Exercise brief:
As the answer, give a copy of each line below that includes the word "label".

Dataset rows describing interfaces:
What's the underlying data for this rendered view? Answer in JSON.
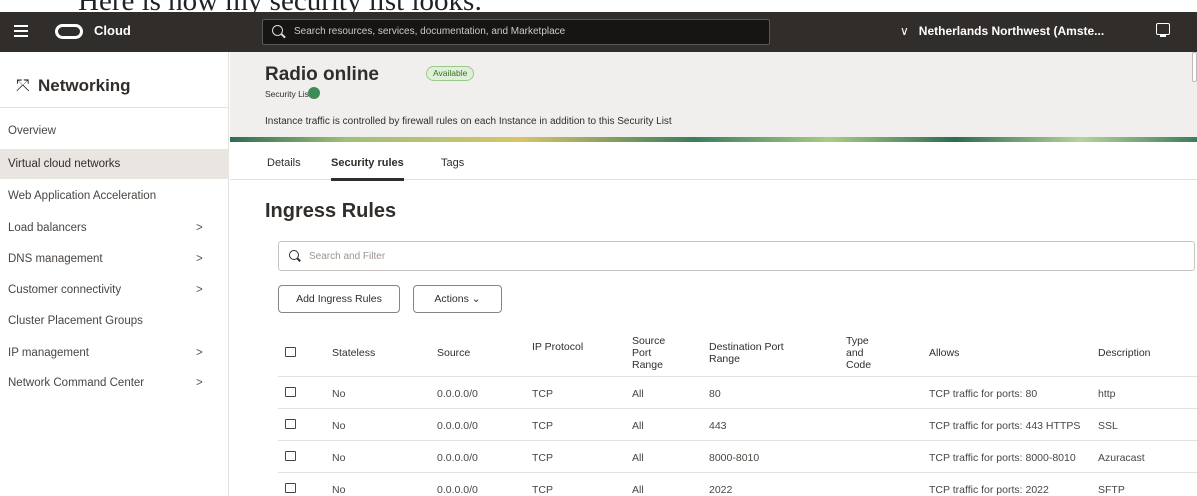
{
  "caption": "Here is how my security list looks:",
  "topbar": {
    "brand": "Cloud",
    "search_placeholder": "Search resources, services, documentation, and Marketplace",
    "region": "Netherlands Northwest (Amste..."
  },
  "sidebar": {
    "title": "Networking",
    "items": [
      {
        "label": "Overview",
        "has_submenu": false
      },
      {
        "label": "Virtual cloud networks",
        "has_submenu": false,
        "active": true
      },
      {
        "label": "Web Application Acceleration",
        "has_submenu": false
      },
      {
        "label": "Load balancers",
        "has_submenu": true
      },
      {
        "label": "DNS management",
        "has_submenu": true
      },
      {
        "label": "Customer connectivity",
        "has_submenu": true
      },
      {
        "label": "Cluster Placement Groups",
        "has_submenu": false
      },
      {
        "label": "IP management",
        "has_submenu": true
      },
      {
        "label": "Network Command Center",
        "has_submenu": true
      }
    ],
    "arrow": ">"
  },
  "header": {
    "resource_name": "Radio online",
    "status_badge": "Available",
    "resource_type": "Security List",
    "info": "Instance traffic is controlled by firewall rules on each Instance in addition to this Security List"
  },
  "tabs": [
    {
      "label": "Details",
      "active": false
    },
    {
      "label": "Security rules",
      "active": true
    },
    {
      "label": "Tags",
      "active": false
    }
  ],
  "ingress": {
    "title": "Ingress Rules",
    "filter_placeholder": "Search and Filter",
    "add_button": "Add Ingress Rules",
    "actions_button": "Actions",
    "columns": [
      "Stateless",
      "Source",
      "IP Protocol",
      "Source Port Range",
      "Destination Port Range",
      "Type and Code",
      "Allows",
      "Description"
    ],
    "rows": [
      {
        "stateless": "No",
        "source": "0.0.0.0/0",
        "protocol": "TCP",
        "src_port": "All",
        "dst_port": "80",
        "type_code": "",
        "allows": "TCP traffic for ports: 80",
        "description": "http"
      },
      {
        "stateless": "No",
        "source": "0.0.0.0/0",
        "protocol": "TCP",
        "src_port": "All",
        "dst_port": "443",
        "type_code": "",
        "allows": "TCP traffic for ports: 443 HTTPS",
        "description": "SSL"
      },
      {
        "stateless": "No",
        "source": "0.0.0.0/0",
        "protocol": "TCP",
        "src_port": "All",
        "dst_port": "8000-8010",
        "type_code": "",
        "allows": "TCP traffic for ports: 8000-8010",
        "description": "Azuracast"
      },
      {
        "stateless": "No",
        "source": "0.0.0.0/0",
        "protocol": "TCP",
        "src_port": "All",
        "dst_port": "2022",
        "type_code": "",
        "allows": "TCP traffic for ports: 2022",
        "description": "SFTP"
      }
    ]
  },
  "colors": {
    "topbar": "#312d2a",
    "accent_green": "#3d8c55",
    "active_bg": "#e9e6e2"
  }
}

Your solution:
        "label": "Overview",
        "label": "Virtual cloud networks",
        "label": "Web Application Acceleration",
        "label": "Load balancers",
        "label": "DNS management",
        "label": "Customer connectivity",
        "label": "Cluster Placement Groups",
        "label": "IP management",
        "label": "Network Command Center",
      "label": "Details",
      "label": "Security rules",
      "label": "Tags",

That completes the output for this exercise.